I do not say survival lightly. For many of us on the margins, survival means carving out a space for ourselves, swaddling our existence in community. As parents and educators, we build homes and schools where our children can be valued for their full selves. As a teacher, I worked to make my classroom safe and familiar, filling the shelves with storybooks by Edwidge Danticat and Yangsook Choi and Maya Angelou. As a writer I seek out communities that value voices from the periphery, communities founded on shared understandings, that choose to listen first, that strive to lift each other up, that thirst for more stories, our stories, ours. This is sustenance, nourishment. This is necessary.
– – –
My mother grew up with many mothers. In her family home in India, mothers, fathers, and siblings were fluid, interchangeable. She was raised with dozens of cousins who were never anything but brothers and sisters; tens of aunts and uncles who were all their parents, enough grandparents for the lot. At night the siblings would sleep up on the rooftop, and when it rained they threw their sleeping mats into the courtyard and, laughing, slipped down into the waiting soil. My mother grew up not knowing who her birth mother was, because that kind of claiming didn’t matter. Theirs was a borderless family and home. A space so much their own that it didn’t require walls, an innate knowing that each of them could exist in this family, without having to lay claim to someone, something, as solely theirs. A belonging so expansive it defied boundaries. I remind myself that this is where I come from. I imagine this is what it means to be free.
– – –
In Rajasthan, I catch a few bars of service and scroll eagerly through the comments on my photo, my chai growing a milky skin beside me. Thank you for sharing, they say, grateful for your insights. Can’t wait to hear more. I am reminded of how I feel each time I publish a story or an essay, every poem shuttled into the world. Each piece a mouth. Each a shoot, roots burrowing back and face unfurled to the sun. In this scene I am surrounded, a forest of us. There is no unity in our voices, but there is collectivity.
Sometimes, writing brings connection. An email sent to me from a woman across the city, who I later meet over coffee and cake. Sometimes, it brings reflection, invites others to share. Always, it feels naked, unready. Still I do it. It guides me back to my own histories, to understanding where I come from. It connects me to the present, to so many others who are telling their own stories, offering their truths. On the page, we reenact the agency that wasn’t always ours. In writing, we resist erasure, the forces that seek to define us. We find one another and press our heels into the soil, visible, loud, here.
– – –
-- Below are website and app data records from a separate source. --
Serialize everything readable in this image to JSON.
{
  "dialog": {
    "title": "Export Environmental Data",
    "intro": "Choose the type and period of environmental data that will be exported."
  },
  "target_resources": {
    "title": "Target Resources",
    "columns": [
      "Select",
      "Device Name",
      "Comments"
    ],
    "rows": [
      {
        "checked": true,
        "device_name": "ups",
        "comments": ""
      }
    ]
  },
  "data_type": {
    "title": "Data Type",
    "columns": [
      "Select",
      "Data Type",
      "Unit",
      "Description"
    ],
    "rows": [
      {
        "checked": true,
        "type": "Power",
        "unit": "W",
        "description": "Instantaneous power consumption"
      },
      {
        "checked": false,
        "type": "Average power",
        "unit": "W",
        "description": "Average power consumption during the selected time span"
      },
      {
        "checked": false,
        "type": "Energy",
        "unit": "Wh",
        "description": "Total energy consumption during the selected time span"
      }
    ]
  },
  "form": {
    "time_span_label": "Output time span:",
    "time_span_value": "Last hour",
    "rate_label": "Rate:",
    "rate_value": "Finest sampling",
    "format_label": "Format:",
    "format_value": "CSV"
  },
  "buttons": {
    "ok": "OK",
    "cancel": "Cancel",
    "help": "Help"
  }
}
Fault lines live close. My ancestry teaches me how everything can be undone in the space of a moment, a new border erected, a radio announcement from a dictator, a thin envelope arriving in the mail. To have a history of displacement means to hunger for belonging. My lineage tells me where I come from and I where I can no longer go. Each generation tells a story of uproot and resettle. Of choices, pressures, actions driven by survival. In the spaces between, we search for connection, for safety and validation, a space to fill and overflow. In telling our stories we resist the silence, we refuse to disappear.
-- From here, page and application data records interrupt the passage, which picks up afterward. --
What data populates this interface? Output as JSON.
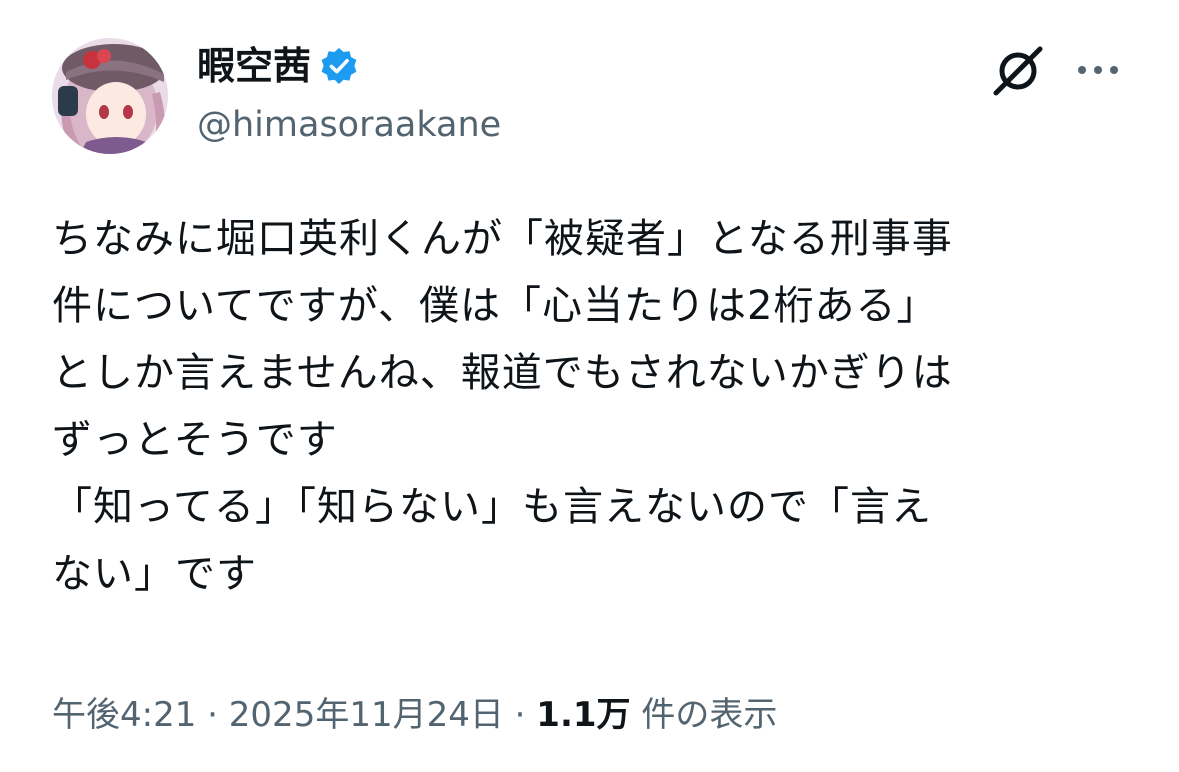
{
  "author": {
    "display_name": "暇空茜",
    "handle": "@himasoraakane",
    "verified": true
  },
  "icons": {
    "verified": "verified-badge-icon",
    "grok": "grok-icon",
    "more": "more-options-icon"
  },
  "tweet": {
    "lines": [
      "ちなみに堀口英利くんが「被疑者」となる刑事事",
      "件についてですが、僕は「心当たりは2桁ある」",
      "としか言えませんね、報道でもされないかぎりは",
      "ずっとそうです",
      "「知ってる」「知らない」も言えないので「言え",
      "ない」です"
    ]
  },
  "meta": {
    "time": "午後4:21",
    "separator": "·",
    "date": "2025年11月24日",
    "views_count": "1.1万",
    "views_label": "件の表示"
  },
  "colors": {
    "text": "#0f1419",
    "secondary": "#536471",
    "verified": "#1d9bf0"
  }
}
– – –
Each time I write, I tell this story, even when I don’t. That is to say, I don’t write in order to tell this story, but this story informs all that I write. It is soil under forest and rain filling oceans. A cycle that moves without me, and yet, has made me. If these spaces exist for us, they also exist beyond borders, boundless, uninhibited by the confines we navigate every day. They defy the logic imposed on us, that we must split apart in order to thrive.
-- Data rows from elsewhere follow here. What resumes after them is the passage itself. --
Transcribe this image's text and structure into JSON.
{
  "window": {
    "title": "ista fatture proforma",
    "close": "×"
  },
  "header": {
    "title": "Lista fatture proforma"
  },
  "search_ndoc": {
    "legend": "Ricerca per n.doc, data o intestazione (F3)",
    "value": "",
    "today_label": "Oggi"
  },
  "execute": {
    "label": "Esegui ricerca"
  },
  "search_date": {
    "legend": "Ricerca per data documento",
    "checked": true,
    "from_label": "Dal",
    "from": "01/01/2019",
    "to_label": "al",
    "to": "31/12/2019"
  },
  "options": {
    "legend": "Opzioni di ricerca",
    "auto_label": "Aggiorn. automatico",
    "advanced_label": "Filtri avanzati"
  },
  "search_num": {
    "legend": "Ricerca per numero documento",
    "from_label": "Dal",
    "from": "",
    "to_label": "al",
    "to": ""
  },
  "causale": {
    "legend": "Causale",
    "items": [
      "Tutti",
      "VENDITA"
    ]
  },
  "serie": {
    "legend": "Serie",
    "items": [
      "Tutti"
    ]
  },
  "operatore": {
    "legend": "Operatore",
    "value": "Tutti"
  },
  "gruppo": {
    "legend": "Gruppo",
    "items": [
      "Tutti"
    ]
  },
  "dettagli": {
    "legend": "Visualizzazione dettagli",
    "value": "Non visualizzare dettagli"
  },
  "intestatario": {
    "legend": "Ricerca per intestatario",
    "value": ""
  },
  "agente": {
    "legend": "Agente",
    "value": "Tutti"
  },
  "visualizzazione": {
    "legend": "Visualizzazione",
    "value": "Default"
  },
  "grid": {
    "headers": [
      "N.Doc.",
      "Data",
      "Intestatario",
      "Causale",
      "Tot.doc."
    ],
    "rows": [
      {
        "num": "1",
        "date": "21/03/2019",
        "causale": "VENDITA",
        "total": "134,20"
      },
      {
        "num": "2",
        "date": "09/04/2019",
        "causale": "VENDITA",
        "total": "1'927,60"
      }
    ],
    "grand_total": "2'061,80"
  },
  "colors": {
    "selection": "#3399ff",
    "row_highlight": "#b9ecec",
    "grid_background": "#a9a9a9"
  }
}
On the page, I continue. I write to belong; I write to endure. I write to stay.
Janika Oza is a writer based in Toronto. She is the winner of the 2020 Kenyon Review Short Fiction Contest and has received fellowships from VONA, Tin House, and One Story. She is published in The Best Small Fictions 2019 Anthology, The Cincinnati Review, Prairie Schooner, and elsewhere. Find her at www.janikaoza.com.